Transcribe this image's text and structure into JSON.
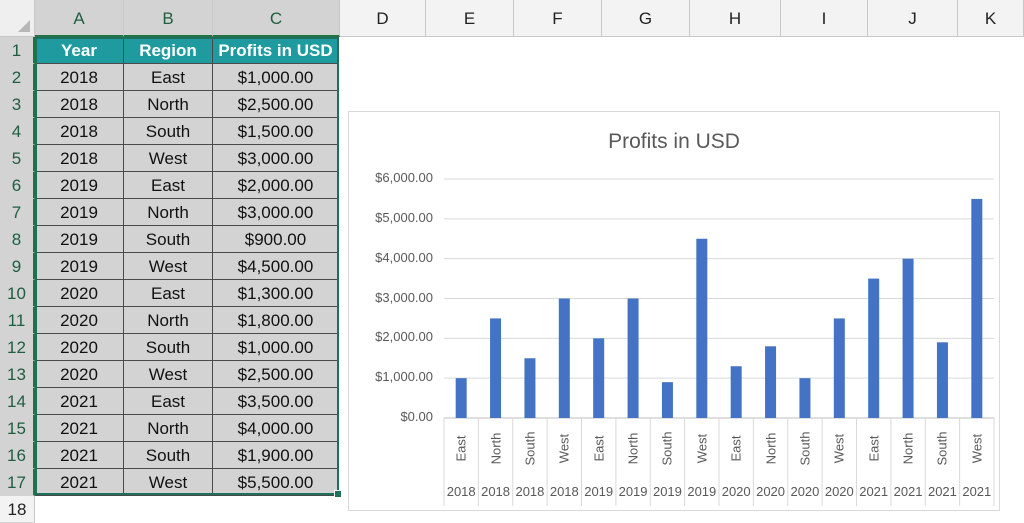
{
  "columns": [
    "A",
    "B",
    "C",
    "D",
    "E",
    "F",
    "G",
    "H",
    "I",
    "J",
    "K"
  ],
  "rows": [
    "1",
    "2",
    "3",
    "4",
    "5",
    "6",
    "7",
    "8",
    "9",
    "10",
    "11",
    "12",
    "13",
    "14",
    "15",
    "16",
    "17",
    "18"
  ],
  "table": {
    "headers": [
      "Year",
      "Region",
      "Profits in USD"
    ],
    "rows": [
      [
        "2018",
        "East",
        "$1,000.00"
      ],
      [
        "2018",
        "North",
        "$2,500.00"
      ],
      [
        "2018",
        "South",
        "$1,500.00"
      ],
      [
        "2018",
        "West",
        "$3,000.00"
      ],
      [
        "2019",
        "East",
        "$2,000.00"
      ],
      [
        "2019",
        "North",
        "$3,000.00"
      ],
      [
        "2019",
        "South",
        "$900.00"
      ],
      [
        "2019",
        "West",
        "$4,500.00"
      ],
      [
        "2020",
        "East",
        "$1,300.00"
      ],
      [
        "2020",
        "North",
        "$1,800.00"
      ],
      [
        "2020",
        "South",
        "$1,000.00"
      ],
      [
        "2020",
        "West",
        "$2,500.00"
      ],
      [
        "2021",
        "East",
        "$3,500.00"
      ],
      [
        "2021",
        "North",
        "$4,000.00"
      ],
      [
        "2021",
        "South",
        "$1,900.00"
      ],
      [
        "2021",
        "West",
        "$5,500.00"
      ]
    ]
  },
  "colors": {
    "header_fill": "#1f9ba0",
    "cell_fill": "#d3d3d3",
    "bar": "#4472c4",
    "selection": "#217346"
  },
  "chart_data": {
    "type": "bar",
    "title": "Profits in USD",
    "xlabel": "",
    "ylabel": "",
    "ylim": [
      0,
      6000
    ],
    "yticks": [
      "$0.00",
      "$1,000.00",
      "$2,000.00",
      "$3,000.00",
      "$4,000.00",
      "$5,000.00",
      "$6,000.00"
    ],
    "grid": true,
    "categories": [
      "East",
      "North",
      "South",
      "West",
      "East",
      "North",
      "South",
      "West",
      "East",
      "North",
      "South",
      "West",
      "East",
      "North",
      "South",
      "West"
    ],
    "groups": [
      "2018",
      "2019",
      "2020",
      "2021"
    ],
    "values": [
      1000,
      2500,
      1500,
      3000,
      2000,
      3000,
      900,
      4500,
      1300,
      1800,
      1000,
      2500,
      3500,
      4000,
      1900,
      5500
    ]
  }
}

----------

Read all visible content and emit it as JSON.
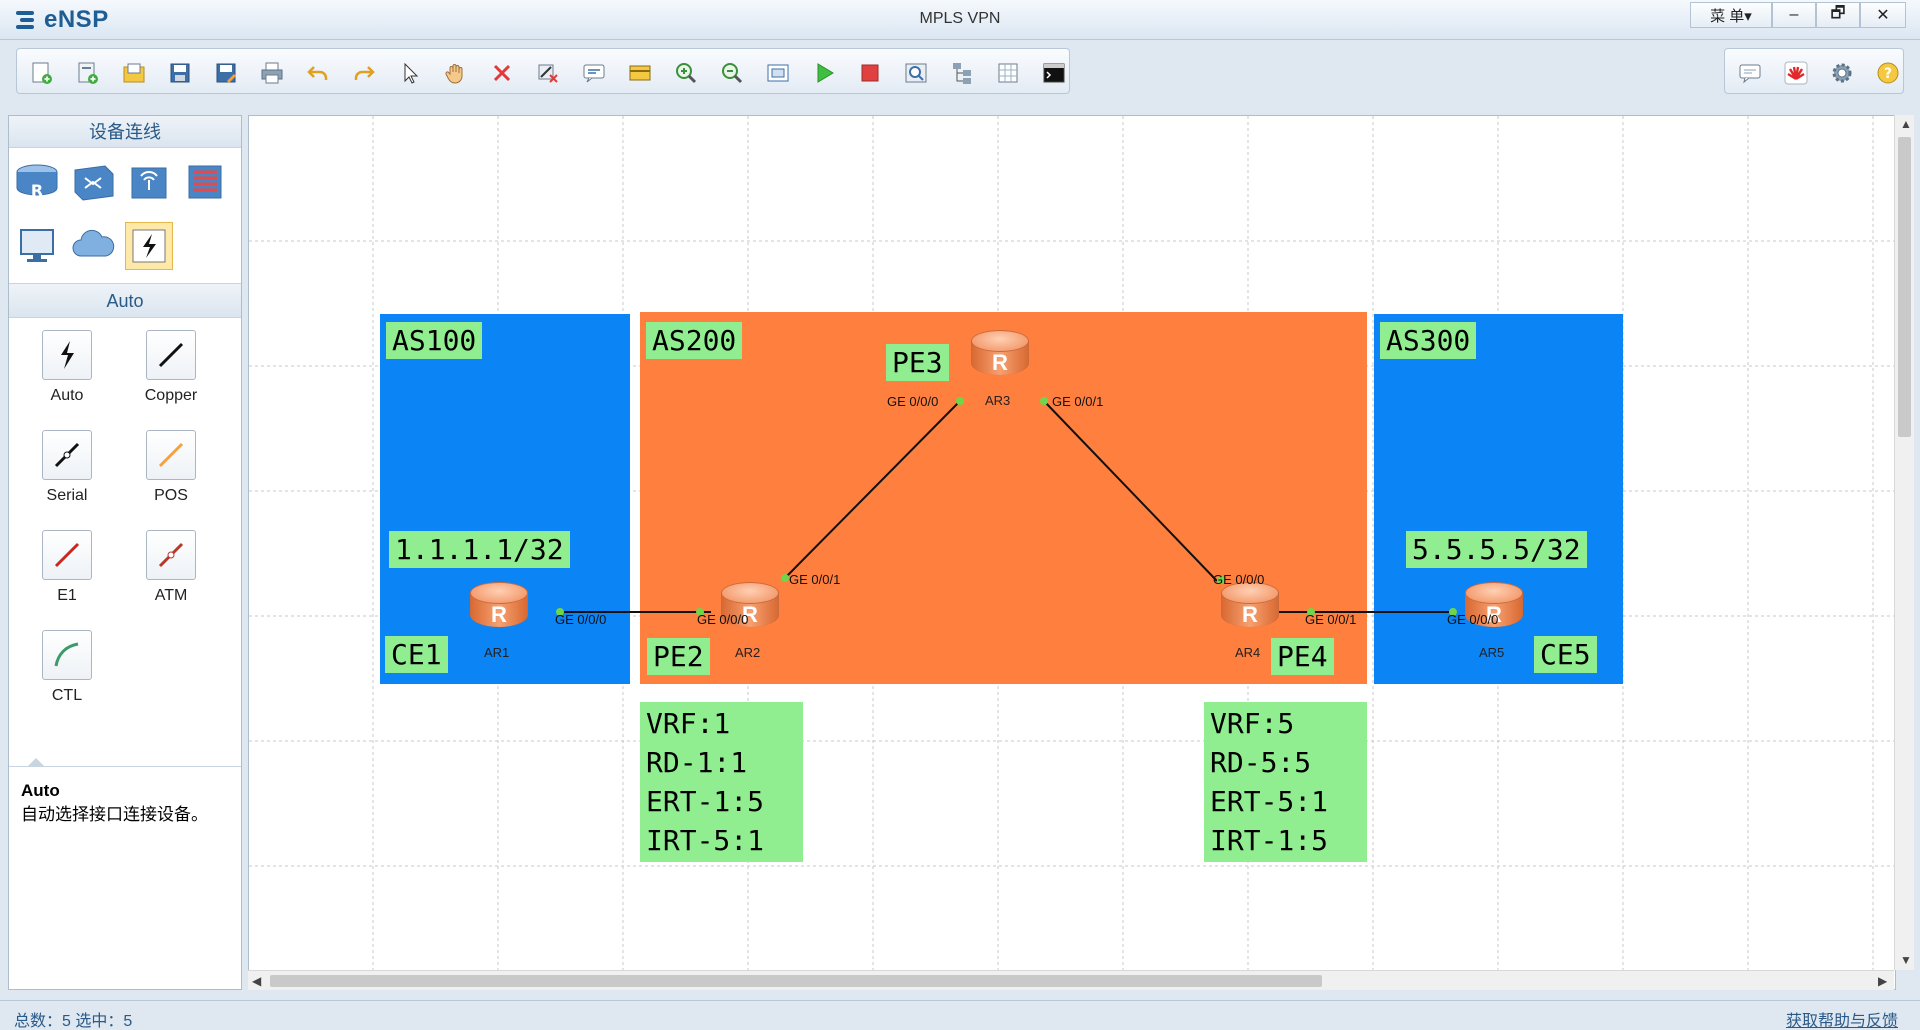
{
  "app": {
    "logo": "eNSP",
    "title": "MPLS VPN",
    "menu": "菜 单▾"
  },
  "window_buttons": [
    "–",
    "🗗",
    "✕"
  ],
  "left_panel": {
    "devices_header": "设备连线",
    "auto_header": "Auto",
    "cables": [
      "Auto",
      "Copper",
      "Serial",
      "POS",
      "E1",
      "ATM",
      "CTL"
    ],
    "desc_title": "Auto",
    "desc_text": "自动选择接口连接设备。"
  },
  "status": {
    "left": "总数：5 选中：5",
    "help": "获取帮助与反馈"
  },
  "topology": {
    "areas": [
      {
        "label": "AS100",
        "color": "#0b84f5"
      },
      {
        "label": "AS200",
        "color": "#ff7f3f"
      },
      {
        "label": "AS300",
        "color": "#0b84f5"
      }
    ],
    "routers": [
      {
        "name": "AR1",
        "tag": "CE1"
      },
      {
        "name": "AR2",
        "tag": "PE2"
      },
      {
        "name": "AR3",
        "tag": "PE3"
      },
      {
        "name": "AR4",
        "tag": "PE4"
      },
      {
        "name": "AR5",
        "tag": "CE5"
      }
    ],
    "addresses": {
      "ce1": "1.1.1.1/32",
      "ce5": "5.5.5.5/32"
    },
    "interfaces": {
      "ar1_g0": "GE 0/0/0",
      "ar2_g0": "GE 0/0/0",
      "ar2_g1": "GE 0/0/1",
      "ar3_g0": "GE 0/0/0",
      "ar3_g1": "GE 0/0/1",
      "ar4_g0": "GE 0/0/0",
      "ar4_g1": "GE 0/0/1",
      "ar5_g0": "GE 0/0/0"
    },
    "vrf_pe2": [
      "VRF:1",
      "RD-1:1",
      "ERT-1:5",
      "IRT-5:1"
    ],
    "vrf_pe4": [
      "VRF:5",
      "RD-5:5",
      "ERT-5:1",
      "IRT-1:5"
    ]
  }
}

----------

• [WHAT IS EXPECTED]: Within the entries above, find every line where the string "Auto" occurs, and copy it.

• [RESPONSE BOX]:
    "auto_header": "Auto",
      "Auto",
    "desc_title": "Auto",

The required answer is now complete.